For me the choice is not to swap from a Standard to an Xtra which clearly is a vexed question, but to a Mino. Whilst it would be nice to be able to do so freely, downsizing will put me towards the bottom of the fleet rather than increasing my chances to win (I wish). Therefore it is not appropriate for me to try and influence a decision that will have a bigger impact on individuals sailing (or not sailing) an Xtra rig. I would, however, like to put forward my perspective.

Having gone to the effort to attend an event, I have been reluctant to give up sailing when it has unexpectedly become too windy so I have swapped to my Mino rig.  Yes I can reef my Standard sail but I find that it acts like a spoon collecting water if I capsize it and I just do not have enough weight to upright the boat (I can generally right it if it is not reefed). I consequently have to retire on my first capsize whereas a heavier (and potentially less skilled) person would not.

I have always assumed that for say a three race event, if I signed in a Standard rig and then sailed Race 2 and 3 in a Mino rig, my Mino results would not count. I have therefore been careful, after swapping rigs, to keep out of the way of other sailors so I do not adversely affect their race; not claiming rights on starboard and so on. (I have always informed the Race Officer and presumed he has not given me a position).

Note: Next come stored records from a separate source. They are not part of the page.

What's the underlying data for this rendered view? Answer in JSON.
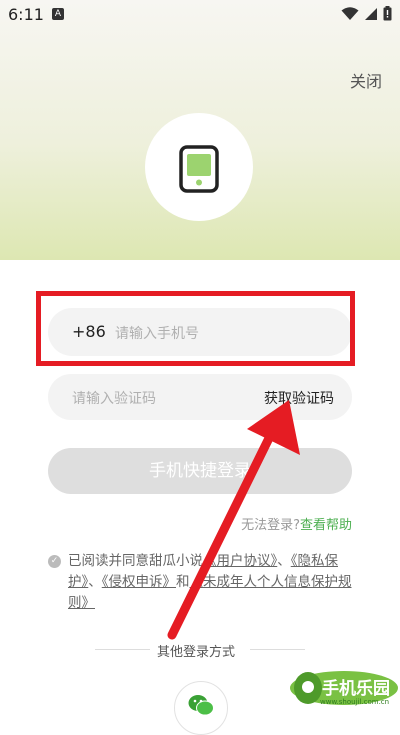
{
  "status_bar": {
    "time": "6:11",
    "notification_letter": "A"
  },
  "header": {
    "close_label": "关闭"
  },
  "form": {
    "country_code": "+86",
    "phone_placeholder": "请输入手机号",
    "code_placeholder": "请输入验证码",
    "get_code_label": "获取验证码",
    "login_button": "手机快捷登录"
  },
  "help": {
    "question": "无法登录?",
    "link": "查看帮助"
  },
  "agreement": {
    "prefix": "已阅读并同意甜瓜小说",
    "user_agreement": "《用户协议》",
    "sep1": "、",
    "privacy": "《隐私保护》",
    "sep2": "、",
    "infringement": "《侵权申诉》",
    "and": "和",
    "minors": "《未成年人个人信息保护规则》"
  },
  "other_login": {
    "label": "其他登录方式"
  },
  "watermark": {
    "name": "手机乐园",
    "url": "www.shoujil.com.cn"
  },
  "colors": {
    "accent_green": "#4caf50",
    "highlight_red": "#e51c23",
    "arrow_red": "#e51c23"
  }
}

Ian seems to think otherwise and suggests that if one changes rig mid-event, one can collect two parallel sets of results. Should the conclusion of this debate be to leave things as they are, I would welcome this to be confirmed / adopted and clarified in the rules.  After all maybe one day I would like to swap from a Mino to a Standard for those Races 2 and 3 and improve my chances of winning! At the very least it would be nice to feel I am sailing legitimately and will be given a position, even if I do not sail enough races in either rig to qualify.

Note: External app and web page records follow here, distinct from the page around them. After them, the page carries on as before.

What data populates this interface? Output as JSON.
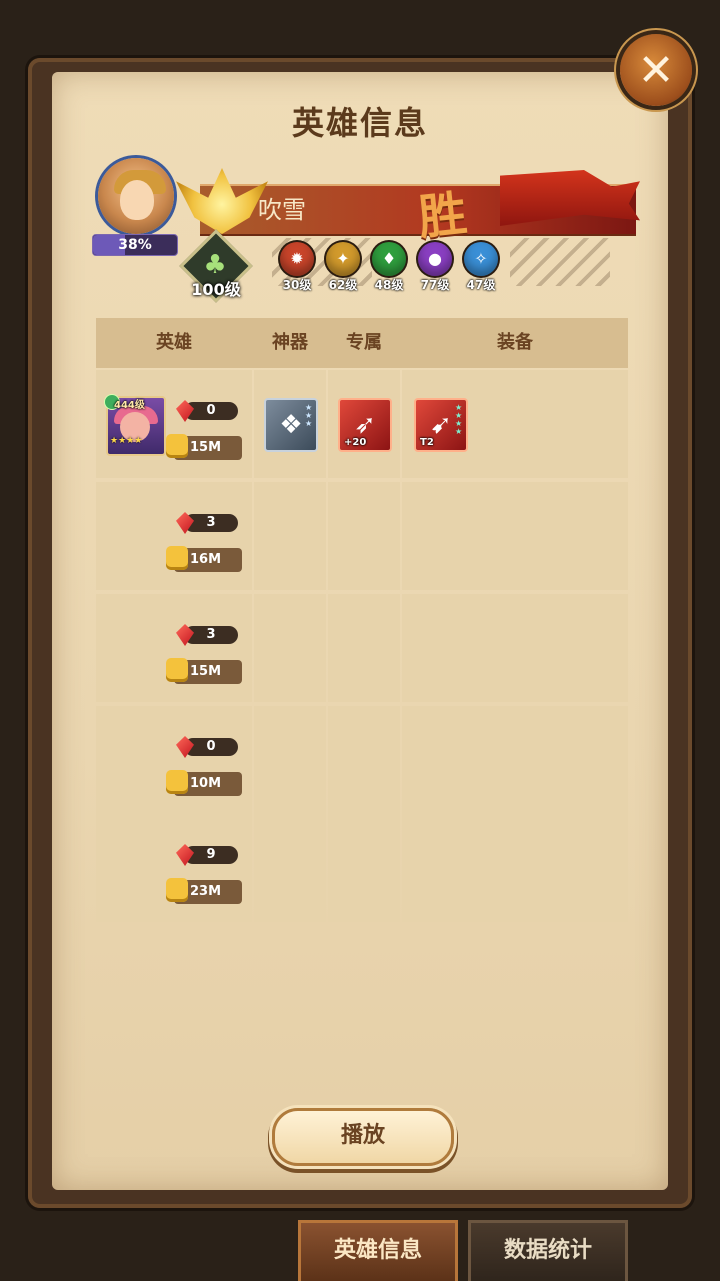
{
  "dialog": {
    "title": "英雄信息",
    "close_label": "✕"
  },
  "player": {
    "name": "吹雪",
    "progress_label": "38%",
    "progress": 0.38,
    "result": "胜",
    "level_label": "100级"
  },
  "factions": [
    {
      "level": "30级",
      "color": "#c8442a",
      "icon": "lightbearer-icon"
    },
    {
      "level": "62级",
      "color": "#d29a2c",
      "icon": "mauler-icon"
    },
    {
      "level": "48级",
      "color": "#2f9e3e",
      "icon": "wilder-icon"
    },
    {
      "level": "77级",
      "color": "#8a3fc2",
      "icon": "graveborn-icon"
    },
    {
      "level": "47级",
      "color": "#3a8fd6",
      "icon": "celestial-icon"
    }
  ],
  "table": {
    "headers": {
      "hero": "英雄",
      "artifact": "神器",
      "exclusive": "专属",
      "equipment": "装备"
    },
    "rows": [
      {
        "gems": "0",
        "power": "15M",
        "hero": {
          "level": "444级",
          "stars": "★★★★"
        },
        "artifact": {
          "icon": "artifact-icon"
        },
        "exclusive": {
          "icon": "bow-icon",
          "tag": "+20"
        },
        "equipment": {
          "icon": "crossbow-icon",
          "tag": "T2"
        }
      },
      {
        "gems": "3",
        "power": "16M"
      },
      {
        "gems": "3",
        "power": "15M"
      },
      {
        "gems": "0",
        "power": "10M"
      },
      {
        "gems": "9",
        "power": "23M"
      }
    ]
  },
  "actions": {
    "play_label": "播放"
  },
  "tabs": [
    {
      "label": "英雄信息",
      "active": true
    },
    {
      "label": "数据统计",
      "active": false
    }
  ]
}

As a relative newcomer I can say that Comet sailors are indeed a friendly bunch and have been exceedingly helpful to me.

Eddie Pope adds

On balance I favour the status quo. I think that the option to allow more than one rig to count towards results in a single event favours those with deeper pockets. That said it would not make me want to stop sailing Comets should the rules be changed, and I would be happy to go along with the majority view.

Dave Harris adds

Not sure whether the debate is out of date but I am very much in favour of one rig
for an event although I have no issues with someone reefing if conditions get too severe.
The ability to swap from one rig to another means that those that can afford two rigs have
a distinctive advantage over those that can’t. We will be having a carbon mast option next if
we are not careful.

Joan Taylor adds

Having read the “rig debate” on the CCA website, my view remains that I think a change of rig during an event should not be allowed, with the exception of replacing & changing a fatally damaged sail during an event (leading to a dispensation).

David Chesworth provides some statistical evidence for the status quo from Chipstead SC

At Chipstead sailing club the Comets agreed in for 2015 to use any rig one result ruling. These are the stats.

In 2015 there were 14 points difference between 2nd and 3rd place due to the top two boats using two rigs is that fair sailing when others didn’t have the rigs?

In 2015 you had 22 boats racing that season but only 13 in any one race.

In 2016 you’ve had only 16 boats racing this season but only 12 in any one race.

In 2014 when you only had one rig one result you had 26 boats and 14 out in any one race with 3 boats having 2 rig results which makes it a total of 23 boats overall racing its a drop of 7 boats between 2014 and 2016 due to the any rig one result ruling.

Stats don’t lie it was better under one rig one result.